Most people skim through the prologue of a book and head right for the meat. If it's a good book, it's devoured front to back. But rarely do readers pay attention to a book's dedication. Even if they do, they may ponder it for a moment but never actually dig into the who and why behind the often mysterious and intriguing inscriptions.
Marlene Wagman-Geller started digging after reading Grace Metalious' Peyton Place. The inscription, “To George—for all the reasons he knows so well” caught her eye and got her going: Who's George? she wondered. And what the heck are all the reasons he knows so well? Next thing Wagman-Geller knew, she was Googling, reading everything she could find and immersing herself in a story about a gutsy, free-spirited woman who never really fit into the role of mother and wife in a small, prim and proper New England town. Wagman-Geller found that George, Grace's husband, was a principal at a school in that town, and he put up with more than his fair share of unfavorable commentary about his wife, who rejected the typical style and dress of a 1950s woman and instead opted for flannel shirts and blue jeans and preferred spending time behind a typewriter instead of a kitchen stove. The reasons George knew so well, according to Wagman-Geller's summation, were all the cooking, cleaning, childrearing and societal rejection he had to engage in because of his rebellious wife.
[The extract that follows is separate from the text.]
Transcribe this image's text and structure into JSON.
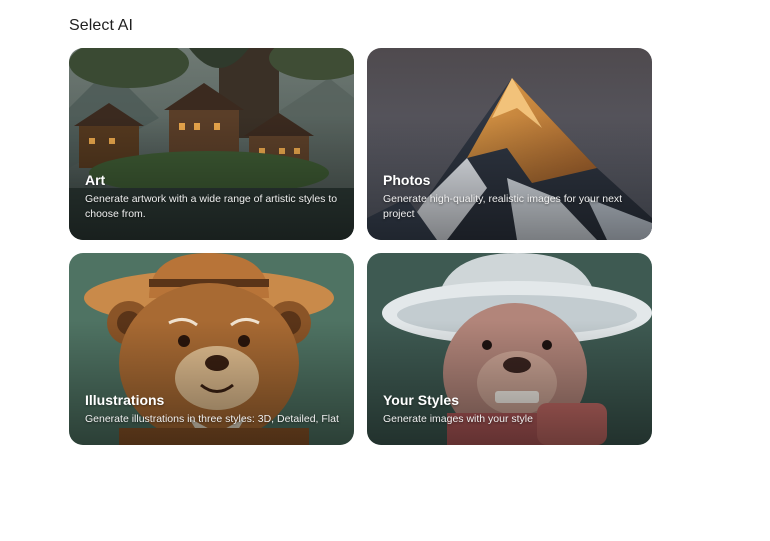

For Wagman-Geller, researching the dedication was a blast. She quickly put together five stories about authors' dedications and sent it off in a mass e-mail as a book pitch to literary agents. Three responded, and the eventual result was Once Again to Zelda, a collection of 50 tales, mostly involving tragedy, wayward love affairs and oddities, about the personal lives of some of America's favorite writers, both dead and alive.
The incredible intimacy of one- or two-sentence inscriptions is revealed in Wagman-Geller's work, and some of the stories, like that of the title piece, a dedication by F. Scott Fitzgerald to his wife Zelda in The Great Gatsby, will leave readers in disbelief at the intensity and tumultuousness of the couple's love. Others, like the story behind the dedication by Ernest Hemingway in For Whom the Bell Tolls, will introduce fans to a less-romanticized version of the great author and explain why, in certain circles, he's remembered as kind of an asshole.
“Here's a Jewish word for you,” said Wagman-Geller, seated in the living room of her suburban La Mesa home, her Persian cat rubbing against her ankles: “What a schmuck.”
“And Ayn Rand—now that's chutzpah,” Wagman-Geller continued. “Dedicating your book to your husband and your lover? I guess if you're a Russian genius, you can dedicate it to whoever you want.”
And when Wagman-Geller is asked to tell her own tale behind the dedication—“To my Js”—in Once Again to Zelda, her first book ever published, she'll bring up the typical suburban ennui that comes from getting up every day and going to work as an English teacher in National City, then coming home to her husband and daughter (her two Js) every night and getting up and doing the same thing over again. But there's nothing quite as juicy in her tale as is found in the lives of the authors she chose to investigate.
“My life was not as tragic,” Wagman-Geller said. “But, you know, here's another Jewish word: Everybody's life has some tsores. Trouble. Problems—you know, it's good and bad.”
Wagman-Geller capitalizes on mostly the bad in Once Again to Zelda.
Wagman-Geller's writing can feel a little rushed at times, and she tends to try to wrap up each story with a nice little bow, sort of implying that the authors must have learned something from their real-life tragedies. It's a good read, but it would've been even better if she had left things festering—just like the real lives of these authors, who probably wouldn't have written their great works had they not suffered so.
Wagman-Geller will be reading from her book at 2 p.m. Saturday, Dec. 13, at the Barnes & Noble in Grossmont Center, 5500 Grossmont Ctr. Dr. in La Mesa.